“They ought to save the buildings with bones,” he said.

Saving those buildings and ensuring new ones are in character with the neighborhood form the core of new zoning regulations that received a first reading at Monday’s City Council meeting.

The proposed Munjoy Hill Neighborhood Overlay Conservation District will get a public hearing before councilors vote June 4. The zoning changes affect the R-6 zone on Munjoy Hill, now governed by temporary zoning rules and a moratorium on demolitions. Those both expire June 5.

The proposed rules and zoning map, which were unanimously recommended for passage by the city Planning Board on May 8, would have to be passed on an emergency basis to take effect immediately.

A Munjoy Hill resident since 1972, Coose’s side yard borders a building at 25 Monument St., which will soon be torn down and replaced by a five-unit building. Site plans for new construction were approved April 24, and the home was not affected by the demolition ban since a permit was acquired before the ban went into effect Dec. 4, 2017.

If passed by councilors, the new rules will make demolitions for buildings that have not been deemed a public safety hazard more difficult, with as much as an 18-month waiting period after a permit application has been filed.

What replaces a razed building will also change. Proposed permanent rules will limit building heights and the footprint on a property with required setbacks. There would be a 45-foot height cap on buildings with three or more units, including rooftop accessories.

One- and two-unit buildings are capped at 35 feet. Exceptions are made for rooftop items, including chimneys or heating and air conditioning systems that are out of view from the street and incorporated into the building design.

The height caps are for lots of at least 2,000 square feet and also apply to buildings featuring at least one unit of workforce housing.

“The key to mitigating the scale impact of these taller buildings is in their form and the amount of open space buffer around the mass,” city Senior Planner Christine Grimando said in a May 11 memo to councilors.

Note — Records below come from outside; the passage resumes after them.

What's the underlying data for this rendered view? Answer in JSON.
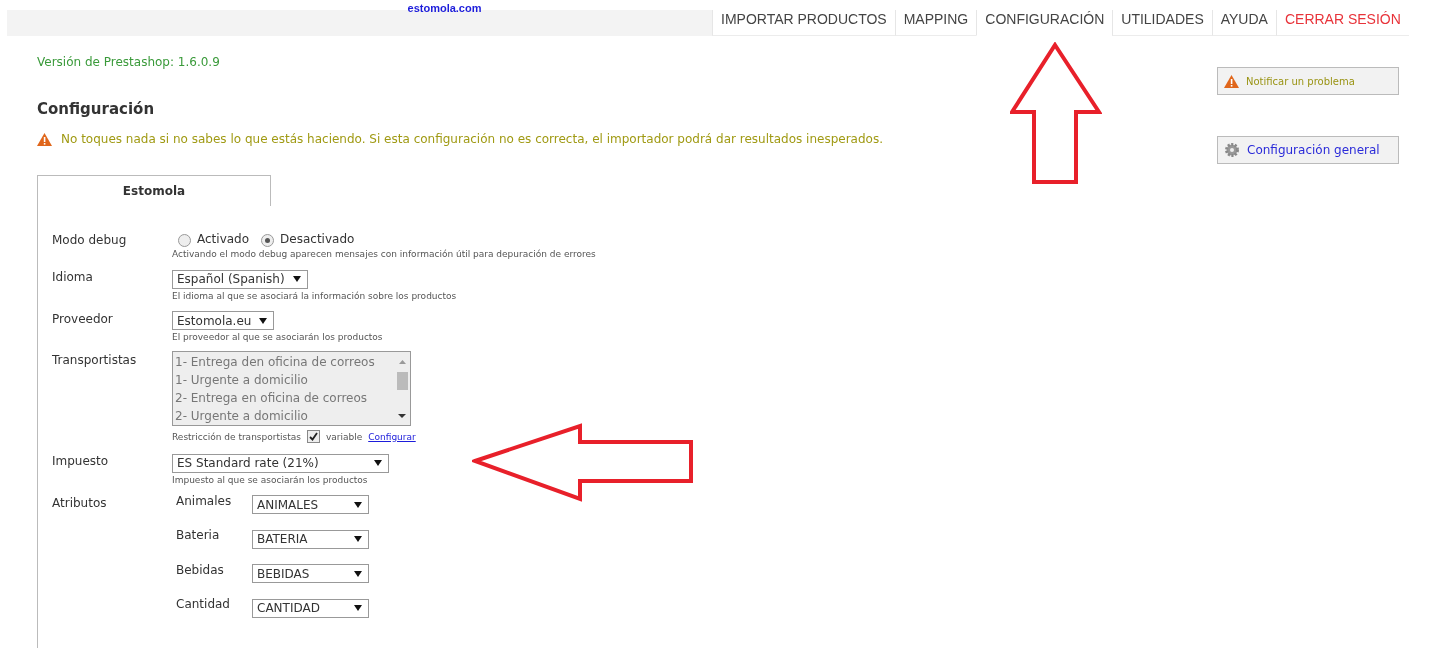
{
  "header": {
    "logo": "estomola.com",
    "nav": [
      {
        "label": "IMPORTAR PRODUCTOS",
        "selected": false,
        "kind": "normal"
      },
      {
        "label": "MAPPING",
        "selected": false,
        "kind": "normal"
      },
      {
        "label": "CONFIGURACIÓN",
        "selected": true,
        "kind": "normal"
      },
      {
        "label": "UTILIDADES",
        "selected": false,
        "kind": "normal"
      },
      {
        "label": "AYUDA",
        "selected": false,
        "kind": "normal"
      },
      {
        "label": "CERRAR SESIÓN",
        "selected": false,
        "kind": "logout"
      }
    ]
  },
  "version": "Versión de Prestashop: 1.6.0.9",
  "title": "Configuración",
  "warning": "No toques nada si no sabes lo que estás haciendo. Si esta configuración no es correcta, el importador podrá dar resultados inesperados.",
  "side_buttons": [
    {
      "label": "Notificar un problema",
      "kind": "warning"
    },
    {
      "label": "Configuración general",
      "kind": "gear"
    }
  ],
  "tab": {
    "label": "Estomola"
  },
  "form": {
    "debug": {
      "label": "Modo debug",
      "options": [
        {
          "label": "Activado",
          "selected": false
        },
        {
          "label": "Desactivado",
          "selected": true
        }
      ],
      "help": "Activando el modo debug aparecen mensajes con información útil para depuración de errores"
    },
    "language": {
      "label": "Idioma",
      "value": "Español (Spanish)",
      "help": "El idioma al que se asociará la información sobre los productos"
    },
    "supplier": {
      "label": "Proveedor",
      "value": "Estomola.eu",
      "help": "El proveedor al que se asociarán los productos"
    },
    "carriers": {
      "label": "Transportistas",
      "options": [
        "1- Entrega den oficina de correos",
        "1- Urgente a domicilio",
        "2- Entrega en oficina de correos",
        "2- Urgente a domicilio"
      ],
      "restriction_label": "Restricción de transportistas",
      "restriction_checked": true,
      "variable_label": "variable",
      "link": "Configurar"
    },
    "tax": {
      "label": "Impuesto",
      "value": "ES Standard rate (21%)",
      "help": "Impuesto al que se asociarán los productos"
    },
    "attributes": {
      "label": "Atributos",
      "rows": [
        {
          "name": "Animales",
          "value": "ANIMALES"
        },
        {
          "name": "Bateria",
          "value": "BATERIA"
        },
        {
          "name": "Bebidas",
          "value": "BEBIDAS"
        },
        {
          "name": "Cantidad",
          "value": "CANTIDAD"
        }
      ]
    }
  }
}
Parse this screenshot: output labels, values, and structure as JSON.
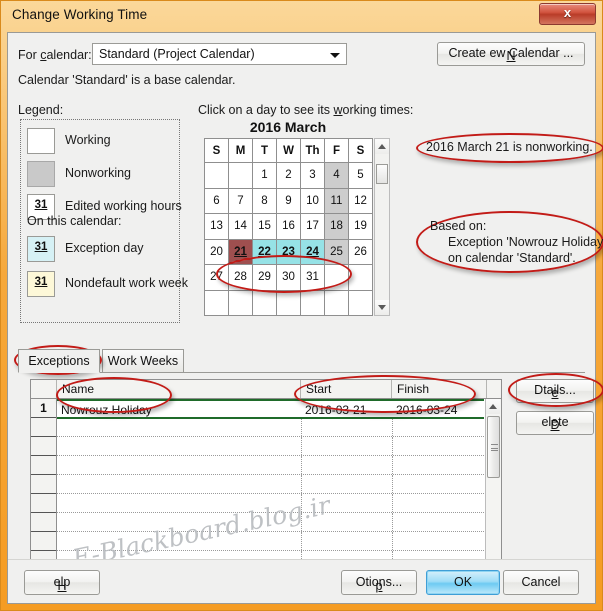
{
  "window": {
    "title": "Change Working Time",
    "close_icon": "close-icon",
    "close_label": "x"
  },
  "form": {
    "for_calendar_label": "For calendar:",
    "calendar_value": "Standard (Project Calendar)",
    "calendar_dropdown_icon": "chevron-down-icon",
    "create_new_calendar_label": "Create New Calendar ...",
    "base_calendar_note": "Calendar 'Standard' is a base calendar."
  },
  "legend": {
    "title": "Legend:",
    "on_this_calendar_label": "On this calendar:",
    "items": [
      {
        "label": "Working",
        "swatch": "working",
        "day_number": ""
      },
      {
        "label": "Nonworking",
        "swatch": "nonwork",
        "day_number": ""
      },
      {
        "label": "Edited working hours",
        "swatch": "edited",
        "day_number": "31"
      },
      {
        "label": "Exception day",
        "swatch": "exception",
        "day_number": "31"
      },
      {
        "label": "Nondefault work week",
        "swatch": "nondef",
        "day_number": "31"
      }
    ]
  },
  "calendar": {
    "hint": "Click on a day to see its working times:",
    "month_title": "2016 March",
    "weekday_headers": [
      "S",
      "M",
      "T",
      "W",
      "Th",
      "F",
      "S"
    ],
    "weeks": [
      [
        {
          "d": "",
          "state": "blank"
        },
        {
          "d": "",
          "state": "blank"
        },
        {
          "d": "1",
          "state": "working"
        },
        {
          "d": "2",
          "state": "working"
        },
        {
          "d": "3",
          "state": "working"
        },
        {
          "d": "4",
          "state": "nonworking"
        },
        {
          "d": "5",
          "state": "working"
        }
      ],
      [
        {
          "d": "6",
          "state": "working"
        },
        {
          "d": "7",
          "state": "working"
        },
        {
          "d": "8",
          "state": "working"
        },
        {
          "d": "9",
          "state": "working"
        },
        {
          "d": "10",
          "state": "working"
        },
        {
          "d": "11",
          "state": "nonworking"
        },
        {
          "d": "12",
          "state": "working"
        }
      ],
      [
        {
          "d": "13",
          "state": "working"
        },
        {
          "d": "14",
          "state": "working"
        },
        {
          "d": "15",
          "state": "working"
        },
        {
          "d": "16",
          "state": "working"
        },
        {
          "d": "17",
          "state": "working"
        },
        {
          "d": "18",
          "state": "nonworking"
        },
        {
          "d": "19",
          "state": "working"
        }
      ],
      [
        {
          "d": "20",
          "state": "working"
        },
        {
          "d": "21",
          "state": "selected"
        },
        {
          "d": "22",
          "state": "exception"
        },
        {
          "d": "23",
          "state": "exception"
        },
        {
          "d": "24",
          "state": "exception"
        },
        {
          "d": "25",
          "state": "nonworking"
        },
        {
          "d": "26",
          "state": "working"
        }
      ],
      [
        {
          "d": "27",
          "state": "working"
        },
        {
          "d": "28",
          "state": "working"
        },
        {
          "d": "29",
          "state": "working"
        },
        {
          "d": "30",
          "state": "working"
        },
        {
          "d": "31",
          "state": "working"
        },
        {
          "d": "",
          "state": "blank"
        },
        {
          "d": "",
          "state": "blank"
        }
      ],
      [
        {
          "d": "",
          "state": "blank"
        },
        {
          "d": "",
          "state": "blank"
        },
        {
          "d": "",
          "state": "blank"
        },
        {
          "d": "",
          "state": "blank"
        },
        {
          "d": "",
          "state": "blank"
        },
        {
          "d": "",
          "state": "blank"
        },
        {
          "d": "",
          "state": "blank"
        }
      ]
    ]
  },
  "annotations": {
    "note1": "2016 March 21 is nonworking.",
    "note2_line1": "Based on:",
    "note2_line2": "Exception 'Nowrouz Holiday'",
    "note2_line3": "on calendar 'Standard'."
  },
  "tabs": [
    {
      "label": "Exceptions",
      "active": true
    },
    {
      "label": "Work Weeks",
      "active": false
    }
  ],
  "table": {
    "headers": {
      "rownum": "",
      "name": "Name",
      "start": "Start",
      "finish": "Finish"
    },
    "rows": [
      {
        "num": "1",
        "name": "Nowrouz Holiday",
        "start": "2016-03-21",
        "finish": "2016-03-24"
      }
    ],
    "empty_row_numbers": [
      "",
      "",
      "",
      "",
      "",
      "",
      "",
      "",
      ""
    ]
  },
  "side_buttons": {
    "details_label": "Details...",
    "delete_label": "Delete"
  },
  "bottom_buttons": {
    "help_label": "Help",
    "options_label": "Options...",
    "ok_label": "OK",
    "cancel_label": "Cancel"
  },
  "watermark": {
    "text": "E-Blackboard.blog.ir"
  },
  "colors": {
    "frame": "#f59c23",
    "callout": "#c21b17",
    "exception_day": "#6fd6dd",
    "selected_day": "#8b2a2a",
    "nonworking_day": "#cdcdcd",
    "selected_row_border": "#1f6b2a",
    "default_button": "#6ecbf2"
  }
}
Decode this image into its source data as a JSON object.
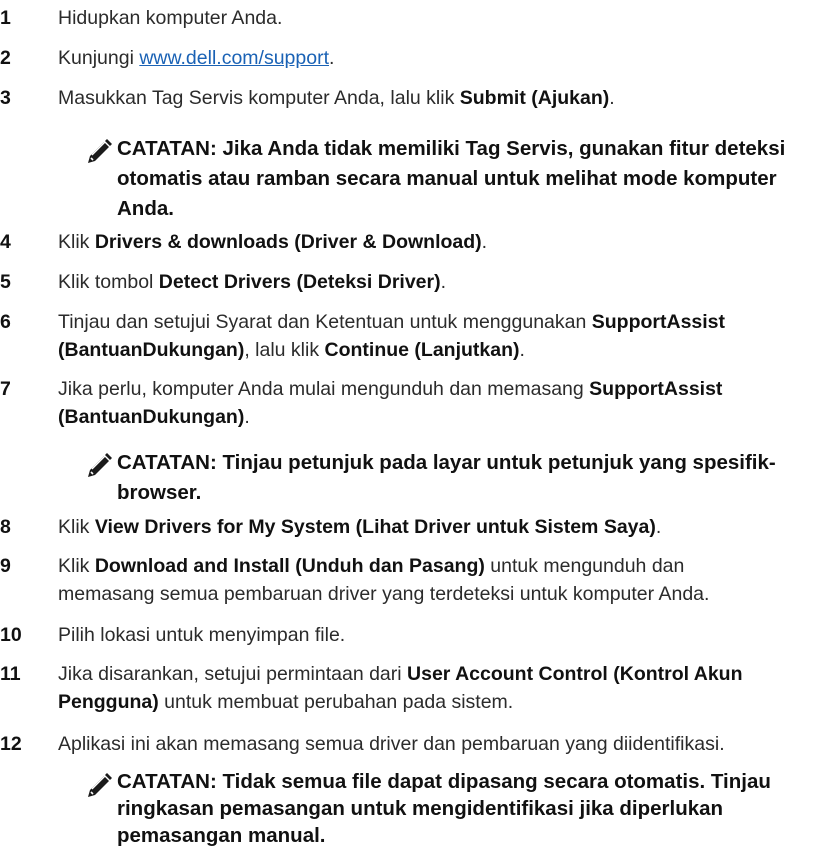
{
  "steps": [
    {
      "num": "1",
      "text": "Hidupkan komputer Anda."
    },
    {
      "num": "2",
      "pre": "Kunjungi ",
      "link": "www.dell.com/support",
      "post": "."
    },
    {
      "num": "3",
      "pre": "Masukkan Tag Servis komputer Anda, lalu klik ",
      "bold": "Submit (Ajukan)",
      "post": "."
    },
    {
      "num": "4",
      "pre": "Klik ",
      "bold": "Drivers & downloads (Driver & Download)",
      "post": "."
    },
    {
      "num": "5",
      "pre": "Klik tombol ",
      "bold": "Detect Drivers (Deteksi Driver)",
      "post": "."
    },
    {
      "num": "6",
      "pre": "Tinjau dan setujui Syarat dan Ketentuan untuk menggunakan ",
      "bold1": "SupportAssist",
      "bold2": "(BantuanDukungan)",
      "mid": ", lalu klik ",
      "bold3": "Continue (Lanjutkan)",
      "post": "."
    },
    {
      "num": "7",
      "pre": "Jika perlu, komputer Anda mulai mengunduh dan memasang ",
      "bold1": "SupportAssist",
      "bold2": "(BantuanDukungan)",
      "post": "."
    },
    {
      "num": "8",
      "pre": "Klik ",
      "bold": "View Drivers for My System (Lihat Driver untuk Sistem Saya)",
      "post": "."
    },
    {
      "num": "9",
      "bold": "Klik ",
      "bold_label": "Download and Install (Unduh dan Pasang)",
      "line1_post": " untuk mengunduh dan",
      "line2": "memasang semua pembaruan driver yang terdeteksi untuk komputer Anda."
    },
    {
      "num": "10",
      "text": "Pilih lokasi untuk menyimpan file."
    },
    {
      "num": "11",
      "pre": "Jika disarankan, setujui permintaan dari ",
      "bold1": "User Account Control (Kontrol Akun",
      "bold2": "Pengguna)",
      "post": " untuk membuat perubahan pada sistem."
    },
    {
      "num": "12",
      "text": "Aplikasi ini akan memasang semua driver dan pembaruan yang diidentifikasi."
    }
  ],
  "notes": [
    {
      "lines": [
        "CATATAN: Jika Anda tidak memiliki Tag Servis, gunakan fitur deteksi",
        "otomatis atau ramban secara manual untuk melihat mode komputer",
        "Anda."
      ]
    },
    {
      "lines": [
        "CATATAN: Tinjau petunjuk pada layar untuk petunjuk yang spesifik-",
        "browser."
      ]
    },
    {
      "lines": [
        "CATATAN: Tidak semua file dapat dipasang secara otomatis. Tinjau",
        "ringkasan pemasangan untuk mengidentifikasi jika diperlukan",
        "pemasangan manual."
      ]
    }
  ],
  "icons": {
    "note": "pencil-note-icon"
  },
  "colors": {
    "link": "#1a62b5",
    "text": "#2b2b2b"
  }
}
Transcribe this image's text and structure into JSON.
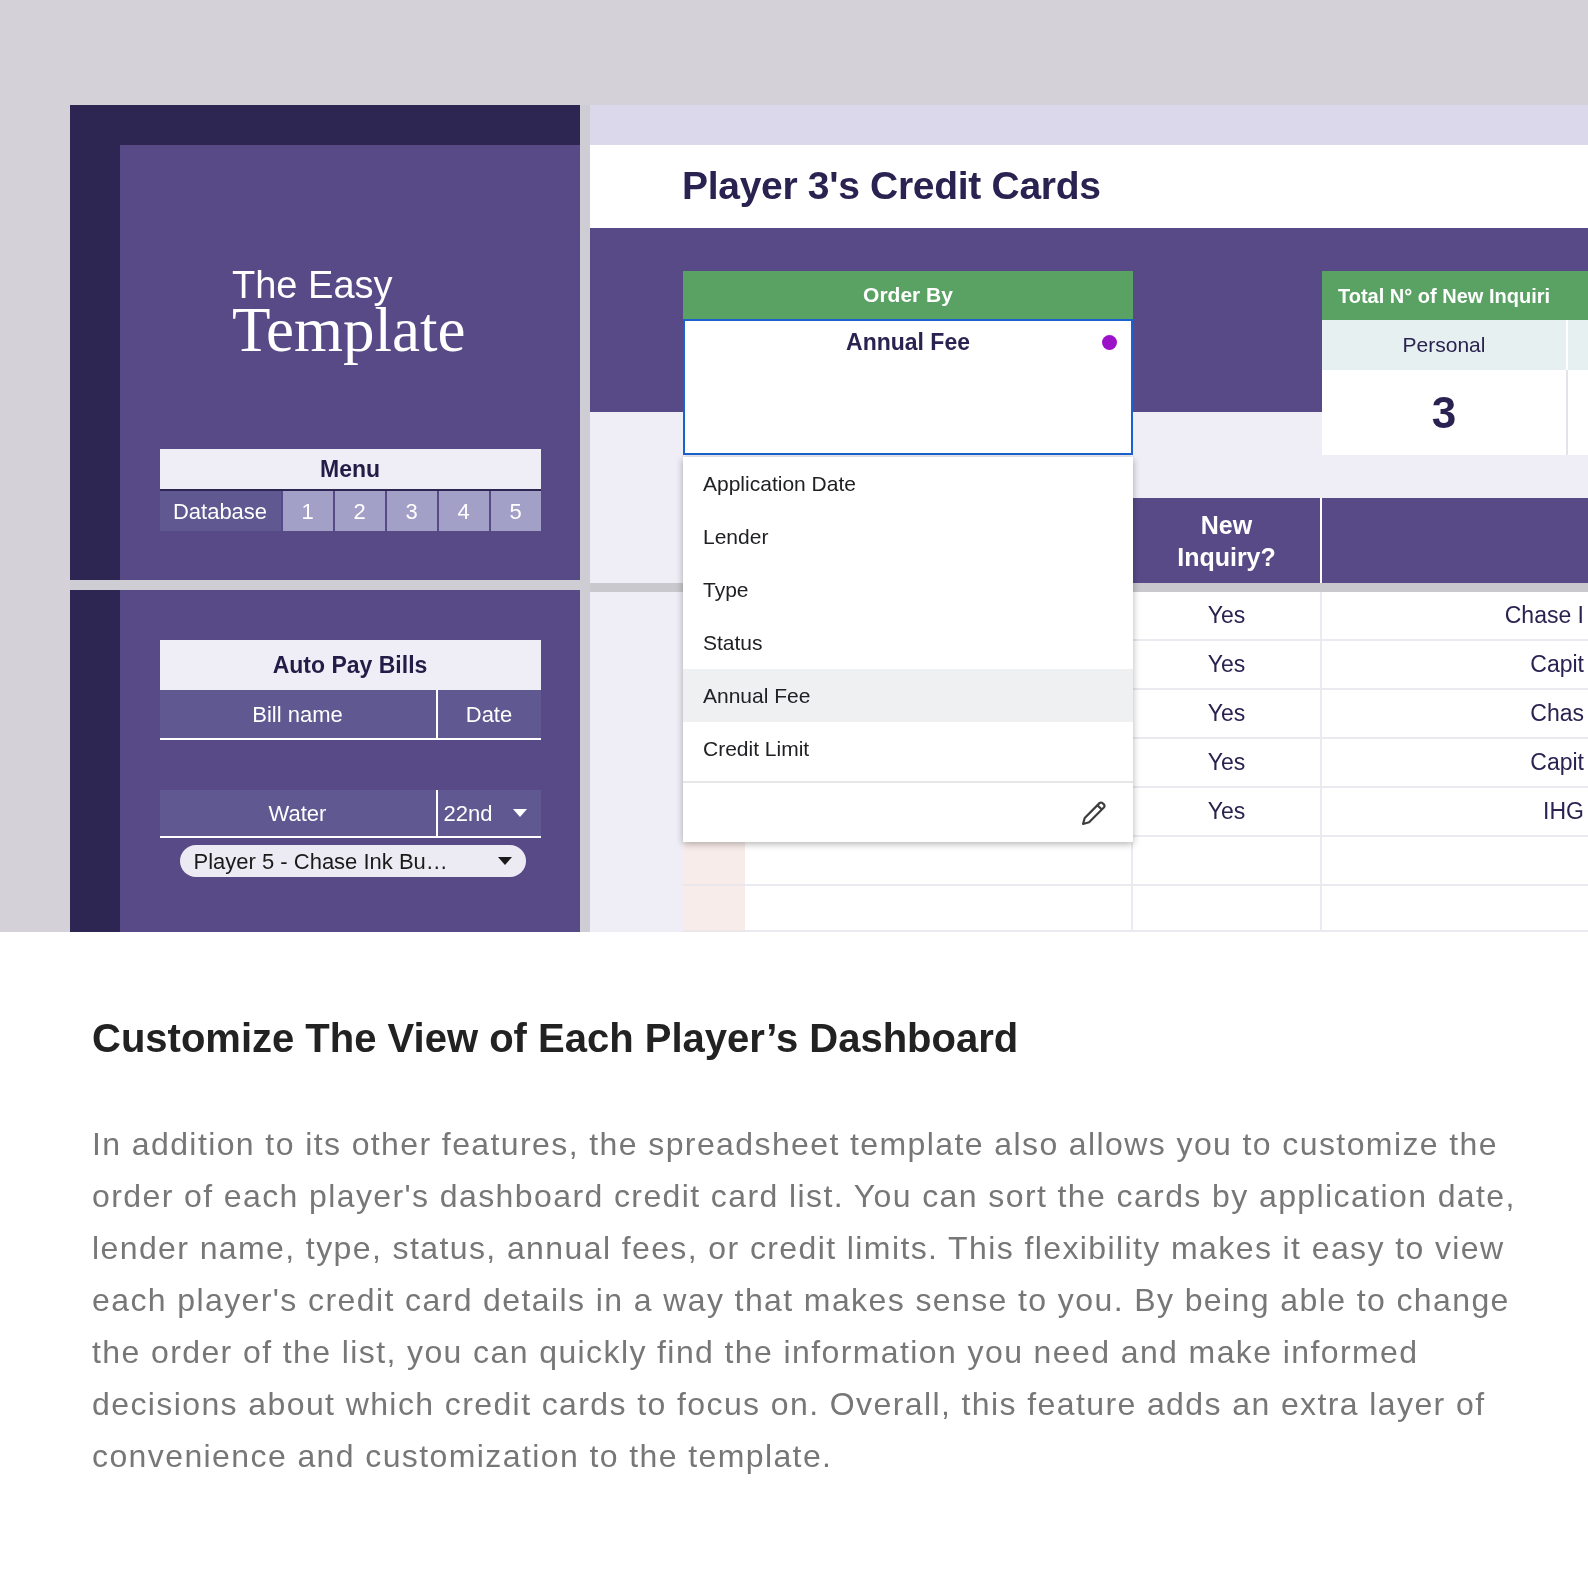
{
  "sidebar": {
    "logo": {
      "line_1": "The Easy",
      "line_2": "Template"
    },
    "menu": {
      "title": "Menu",
      "label": "Database",
      "links": [
        "1",
        "2",
        "3",
        "4",
        "5"
      ]
    },
    "bills": {
      "title": "Auto Pay Bills",
      "columns": [
        "Bill name",
        "Date"
      ],
      "rows": [
        {
          "name": "Water",
          "date": "22nd"
        }
      ],
      "selector": "Player 5 - Chase Ink Bu…"
    }
  },
  "sheet": {
    "title": "Player 3's Credit Cards",
    "order_by": {
      "label": "Order By",
      "value": "Annual Fee",
      "options": [
        {
          "label": "Application Date",
          "selected": false
        },
        {
          "label": "Lender",
          "selected": false
        },
        {
          "label": "Type",
          "selected": false
        },
        {
          "label": "Status",
          "selected": false
        },
        {
          "label": "Annual Fee",
          "selected": true
        },
        {
          "label": "Credit Limit",
          "selected": false
        }
      ]
    },
    "inquiries": {
      "title": "Total N° of New Inquiri",
      "columns": [
        {
          "label": "Personal",
          "count": "3"
        }
      ]
    },
    "table": {
      "columns": [
        "New Inquiry?"
      ],
      "rows": [
        [
          "Yes",
          "Chase I"
        ],
        [
          "Yes",
          "Capit"
        ],
        [
          "Yes",
          "Chas"
        ],
        [
          "Yes",
          "Capit"
        ],
        [
          "Yes",
          "IHG"
        ]
      ]
    }
  },
  "article": {
    "heading": "Customize The View of Each Player’s Dashboard",
    "body": "In addition to its other features, the spreadsheet template also allows you to customize the order of each player's dashboard credit card list. You can sort the cards by application date, lender name, type, status, annual fees, or credit limits. This flexibility makes it easy to view each player's credit card details in a way that makes sense to you. By being able to change the order of the list, you can quickly find the information you need and make informed decisions about which credit cards to focus on. Overall, this feature adds an extra layer of convenience and customization to the template."
  }
}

The new zoning re-incorporates temporary rules about first-floor units with street frontage and how to place off-street parking, while adding the possibility of an alternative design that would be reviewed by the city’s Historic Preservation Board.

The conservation district extends the breadth of the neighborhood from east of Washington Avenue and Mountfort Street to the Eastern Promenade. The district also stretches from Fore Street to the East End Community School area on North Street.

Coose said he has been out of town during the months the new zoning was drafted and reviewed at neighborhood meetings and the Planning Board. While enjoying the mix of styles in the neighborhood, he has experience renovating older houses and prefers renovation to tearing down buildings that are not a community hazard.

“You have to have a sense of aesthetics and romance,” he said.

The proposed new rules would update changes made to the R-6 zone in 2015, which city Planning Director Jeff Levine has said were intended to create more affordable housing.

The rules were changed in R-6 zones throughout the city, but on Munjoy Hill led to more buildings getting torn down and, by the city’s measurement, no new affordable units were part of the new construction.

Plans to tear down the building at 25 Monument St. and one at 24 St. Lawrence St. spurred neighbors, including Maggy Wolf and former City Council candidate Paula Agopian and to push for greater restrictions on demolition and design.

The Munjoy Hill Neighborhood Association, where Agopian is vice president, and the Munjoy Hill Conservation Collaborative have endorsed the zoning changes.

David Harry can be reached at 781-3661 ext. 110 or [email protected]. Follow him on Twitter: @DavidHarry8.

New zoning rules for Munjoy Hill will seek to preserve older architecture while ensuring new construction like this at Howard and Turner streets is a better fit for the neighborhood.